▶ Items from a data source
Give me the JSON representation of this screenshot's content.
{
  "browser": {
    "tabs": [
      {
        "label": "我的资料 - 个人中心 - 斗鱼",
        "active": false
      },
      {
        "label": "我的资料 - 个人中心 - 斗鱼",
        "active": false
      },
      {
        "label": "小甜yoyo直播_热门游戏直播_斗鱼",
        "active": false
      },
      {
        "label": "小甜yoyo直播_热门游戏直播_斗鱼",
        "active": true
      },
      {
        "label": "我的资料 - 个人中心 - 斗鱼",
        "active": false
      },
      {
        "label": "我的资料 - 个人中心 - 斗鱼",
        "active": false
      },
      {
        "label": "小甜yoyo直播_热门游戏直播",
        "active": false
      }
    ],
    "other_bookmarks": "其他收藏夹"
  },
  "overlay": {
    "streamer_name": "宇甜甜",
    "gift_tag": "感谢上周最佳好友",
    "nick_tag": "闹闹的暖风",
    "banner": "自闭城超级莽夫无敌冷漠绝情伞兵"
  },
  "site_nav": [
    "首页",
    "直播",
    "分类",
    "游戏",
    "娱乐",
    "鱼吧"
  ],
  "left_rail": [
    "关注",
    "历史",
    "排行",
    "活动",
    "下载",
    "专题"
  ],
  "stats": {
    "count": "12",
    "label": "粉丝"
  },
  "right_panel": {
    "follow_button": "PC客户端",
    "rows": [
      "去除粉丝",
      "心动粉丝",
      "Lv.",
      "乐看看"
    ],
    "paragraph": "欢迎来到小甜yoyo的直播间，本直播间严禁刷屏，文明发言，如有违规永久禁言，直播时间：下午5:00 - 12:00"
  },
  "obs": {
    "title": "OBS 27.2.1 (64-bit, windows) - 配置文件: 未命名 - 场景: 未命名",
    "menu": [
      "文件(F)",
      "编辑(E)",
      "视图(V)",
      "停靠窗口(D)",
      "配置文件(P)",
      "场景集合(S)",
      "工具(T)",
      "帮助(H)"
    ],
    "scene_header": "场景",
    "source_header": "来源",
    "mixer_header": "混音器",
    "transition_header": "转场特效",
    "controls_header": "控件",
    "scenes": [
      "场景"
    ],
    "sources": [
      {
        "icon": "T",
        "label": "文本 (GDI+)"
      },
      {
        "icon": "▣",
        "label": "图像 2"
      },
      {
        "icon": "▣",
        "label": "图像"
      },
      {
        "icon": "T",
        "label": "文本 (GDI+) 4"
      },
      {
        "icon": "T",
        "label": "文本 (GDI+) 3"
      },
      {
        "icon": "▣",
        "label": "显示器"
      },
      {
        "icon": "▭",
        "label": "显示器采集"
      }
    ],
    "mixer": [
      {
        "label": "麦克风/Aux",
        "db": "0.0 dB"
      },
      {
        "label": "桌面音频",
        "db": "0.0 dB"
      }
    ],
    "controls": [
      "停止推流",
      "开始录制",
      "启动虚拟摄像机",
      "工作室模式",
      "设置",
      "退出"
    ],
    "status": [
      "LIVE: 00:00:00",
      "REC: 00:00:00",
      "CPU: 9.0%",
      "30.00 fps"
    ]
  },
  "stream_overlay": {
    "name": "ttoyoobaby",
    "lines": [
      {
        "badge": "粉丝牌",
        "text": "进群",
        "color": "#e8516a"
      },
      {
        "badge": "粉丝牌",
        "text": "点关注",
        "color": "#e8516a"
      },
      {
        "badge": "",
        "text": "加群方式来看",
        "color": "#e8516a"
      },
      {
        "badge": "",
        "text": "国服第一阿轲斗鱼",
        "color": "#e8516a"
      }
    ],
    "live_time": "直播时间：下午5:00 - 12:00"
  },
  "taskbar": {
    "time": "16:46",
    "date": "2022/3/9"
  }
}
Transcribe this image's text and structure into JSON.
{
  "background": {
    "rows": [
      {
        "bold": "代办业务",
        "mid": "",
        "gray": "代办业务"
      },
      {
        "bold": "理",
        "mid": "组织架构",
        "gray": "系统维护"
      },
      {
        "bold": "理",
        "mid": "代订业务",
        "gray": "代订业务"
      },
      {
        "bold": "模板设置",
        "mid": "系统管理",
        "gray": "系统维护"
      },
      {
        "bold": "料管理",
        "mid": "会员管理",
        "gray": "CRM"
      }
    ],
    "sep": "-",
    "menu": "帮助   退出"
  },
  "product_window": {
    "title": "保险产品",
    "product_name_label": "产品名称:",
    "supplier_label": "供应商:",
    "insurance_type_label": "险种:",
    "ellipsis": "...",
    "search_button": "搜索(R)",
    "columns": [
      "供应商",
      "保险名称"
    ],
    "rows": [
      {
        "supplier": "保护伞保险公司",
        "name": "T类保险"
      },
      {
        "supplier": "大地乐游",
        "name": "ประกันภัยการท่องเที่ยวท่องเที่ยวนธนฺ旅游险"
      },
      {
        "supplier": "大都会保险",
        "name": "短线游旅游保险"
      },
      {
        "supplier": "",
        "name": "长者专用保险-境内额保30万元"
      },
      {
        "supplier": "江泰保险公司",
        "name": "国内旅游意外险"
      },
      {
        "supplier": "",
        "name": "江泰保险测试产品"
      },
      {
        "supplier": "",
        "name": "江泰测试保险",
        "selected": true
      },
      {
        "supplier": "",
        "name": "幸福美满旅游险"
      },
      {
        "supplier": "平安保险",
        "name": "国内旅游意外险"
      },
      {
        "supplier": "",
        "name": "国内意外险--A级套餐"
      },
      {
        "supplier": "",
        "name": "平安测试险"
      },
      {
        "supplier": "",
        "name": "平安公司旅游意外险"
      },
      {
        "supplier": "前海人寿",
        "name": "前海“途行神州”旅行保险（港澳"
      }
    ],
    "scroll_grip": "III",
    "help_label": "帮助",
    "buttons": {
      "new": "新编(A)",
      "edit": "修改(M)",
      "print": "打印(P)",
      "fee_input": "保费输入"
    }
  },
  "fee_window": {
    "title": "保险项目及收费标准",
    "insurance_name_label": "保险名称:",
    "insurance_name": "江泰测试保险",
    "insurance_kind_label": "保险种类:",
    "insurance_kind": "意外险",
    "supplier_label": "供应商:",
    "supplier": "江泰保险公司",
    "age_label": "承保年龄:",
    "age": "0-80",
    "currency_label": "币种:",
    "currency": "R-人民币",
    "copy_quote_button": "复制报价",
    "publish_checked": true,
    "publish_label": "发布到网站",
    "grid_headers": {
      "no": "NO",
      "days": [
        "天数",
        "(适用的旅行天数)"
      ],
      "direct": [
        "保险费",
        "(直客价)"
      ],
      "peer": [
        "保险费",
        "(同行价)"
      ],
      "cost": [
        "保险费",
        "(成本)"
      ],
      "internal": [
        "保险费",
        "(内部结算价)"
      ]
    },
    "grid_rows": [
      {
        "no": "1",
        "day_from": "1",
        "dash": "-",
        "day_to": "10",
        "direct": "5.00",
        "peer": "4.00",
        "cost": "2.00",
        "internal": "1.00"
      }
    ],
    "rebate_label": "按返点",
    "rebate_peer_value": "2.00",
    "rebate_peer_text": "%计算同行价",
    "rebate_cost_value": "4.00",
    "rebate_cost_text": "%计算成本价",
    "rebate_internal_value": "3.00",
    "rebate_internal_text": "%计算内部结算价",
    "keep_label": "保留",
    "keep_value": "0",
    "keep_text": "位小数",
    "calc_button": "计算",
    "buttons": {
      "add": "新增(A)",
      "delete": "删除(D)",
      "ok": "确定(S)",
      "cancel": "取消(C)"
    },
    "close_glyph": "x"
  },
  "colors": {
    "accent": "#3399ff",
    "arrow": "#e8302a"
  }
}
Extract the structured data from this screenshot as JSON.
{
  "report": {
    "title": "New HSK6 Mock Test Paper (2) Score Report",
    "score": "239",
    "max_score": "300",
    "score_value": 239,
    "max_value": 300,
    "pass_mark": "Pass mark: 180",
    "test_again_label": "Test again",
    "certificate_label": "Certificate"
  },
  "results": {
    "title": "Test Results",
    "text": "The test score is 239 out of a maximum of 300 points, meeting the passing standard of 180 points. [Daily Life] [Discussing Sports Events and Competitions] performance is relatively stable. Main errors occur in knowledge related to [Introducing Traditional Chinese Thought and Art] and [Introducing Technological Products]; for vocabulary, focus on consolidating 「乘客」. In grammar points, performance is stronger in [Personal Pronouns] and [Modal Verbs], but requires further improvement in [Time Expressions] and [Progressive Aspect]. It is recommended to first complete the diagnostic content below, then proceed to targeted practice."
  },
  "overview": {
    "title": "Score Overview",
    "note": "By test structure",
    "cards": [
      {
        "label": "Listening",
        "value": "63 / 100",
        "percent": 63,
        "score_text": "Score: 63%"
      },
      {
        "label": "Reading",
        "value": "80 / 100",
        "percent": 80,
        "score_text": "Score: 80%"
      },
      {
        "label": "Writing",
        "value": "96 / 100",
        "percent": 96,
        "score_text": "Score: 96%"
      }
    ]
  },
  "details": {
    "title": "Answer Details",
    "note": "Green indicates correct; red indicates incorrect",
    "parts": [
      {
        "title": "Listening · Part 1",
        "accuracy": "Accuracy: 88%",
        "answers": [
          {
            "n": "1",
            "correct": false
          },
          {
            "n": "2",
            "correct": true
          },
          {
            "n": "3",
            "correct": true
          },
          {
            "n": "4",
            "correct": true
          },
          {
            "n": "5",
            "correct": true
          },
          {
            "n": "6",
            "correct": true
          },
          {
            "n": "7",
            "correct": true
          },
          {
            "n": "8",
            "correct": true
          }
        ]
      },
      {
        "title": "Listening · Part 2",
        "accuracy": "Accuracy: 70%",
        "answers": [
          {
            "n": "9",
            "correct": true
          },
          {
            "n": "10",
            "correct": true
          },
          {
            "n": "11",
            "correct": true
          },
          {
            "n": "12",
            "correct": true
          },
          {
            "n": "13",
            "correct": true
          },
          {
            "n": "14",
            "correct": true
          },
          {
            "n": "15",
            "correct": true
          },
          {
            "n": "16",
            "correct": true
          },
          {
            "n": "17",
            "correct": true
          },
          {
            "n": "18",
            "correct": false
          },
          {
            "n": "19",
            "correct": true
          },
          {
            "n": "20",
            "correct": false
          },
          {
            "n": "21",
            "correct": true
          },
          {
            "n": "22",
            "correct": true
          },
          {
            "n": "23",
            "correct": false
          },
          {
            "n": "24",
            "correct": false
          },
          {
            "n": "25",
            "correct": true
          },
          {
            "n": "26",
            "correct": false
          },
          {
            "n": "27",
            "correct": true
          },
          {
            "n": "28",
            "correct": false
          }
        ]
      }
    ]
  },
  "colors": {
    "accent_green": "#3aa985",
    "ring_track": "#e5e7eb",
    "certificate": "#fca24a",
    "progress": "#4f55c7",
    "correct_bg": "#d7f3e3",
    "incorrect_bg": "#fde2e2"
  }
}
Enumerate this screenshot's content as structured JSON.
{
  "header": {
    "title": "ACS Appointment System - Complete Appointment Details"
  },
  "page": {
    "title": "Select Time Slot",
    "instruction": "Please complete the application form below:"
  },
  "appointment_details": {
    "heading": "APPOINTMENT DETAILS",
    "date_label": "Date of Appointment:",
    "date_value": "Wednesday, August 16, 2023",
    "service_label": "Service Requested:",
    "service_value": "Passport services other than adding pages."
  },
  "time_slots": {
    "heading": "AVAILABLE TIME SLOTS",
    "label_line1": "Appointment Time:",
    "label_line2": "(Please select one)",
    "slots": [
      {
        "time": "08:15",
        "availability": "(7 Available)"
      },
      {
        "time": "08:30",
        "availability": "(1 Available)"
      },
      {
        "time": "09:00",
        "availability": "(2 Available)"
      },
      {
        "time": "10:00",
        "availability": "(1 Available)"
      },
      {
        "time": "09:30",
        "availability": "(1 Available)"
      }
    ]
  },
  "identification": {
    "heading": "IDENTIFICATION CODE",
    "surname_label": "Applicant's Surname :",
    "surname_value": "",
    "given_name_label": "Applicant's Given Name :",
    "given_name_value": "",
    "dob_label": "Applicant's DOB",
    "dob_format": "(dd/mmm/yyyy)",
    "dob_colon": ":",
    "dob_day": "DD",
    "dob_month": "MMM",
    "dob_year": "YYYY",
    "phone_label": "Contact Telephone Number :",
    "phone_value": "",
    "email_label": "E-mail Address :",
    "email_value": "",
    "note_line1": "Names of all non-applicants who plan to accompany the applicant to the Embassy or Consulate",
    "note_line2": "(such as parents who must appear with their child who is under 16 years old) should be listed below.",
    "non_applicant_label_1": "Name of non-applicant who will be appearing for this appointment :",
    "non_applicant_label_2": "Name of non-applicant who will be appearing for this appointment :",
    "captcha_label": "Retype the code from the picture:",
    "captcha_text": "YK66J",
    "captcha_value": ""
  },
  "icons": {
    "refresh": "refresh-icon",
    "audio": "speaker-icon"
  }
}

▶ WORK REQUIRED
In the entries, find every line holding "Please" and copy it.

▶ TASK SOLUTION
    "instruction": "Please complete the application form below:"
    "label_line2": "(Please select one)",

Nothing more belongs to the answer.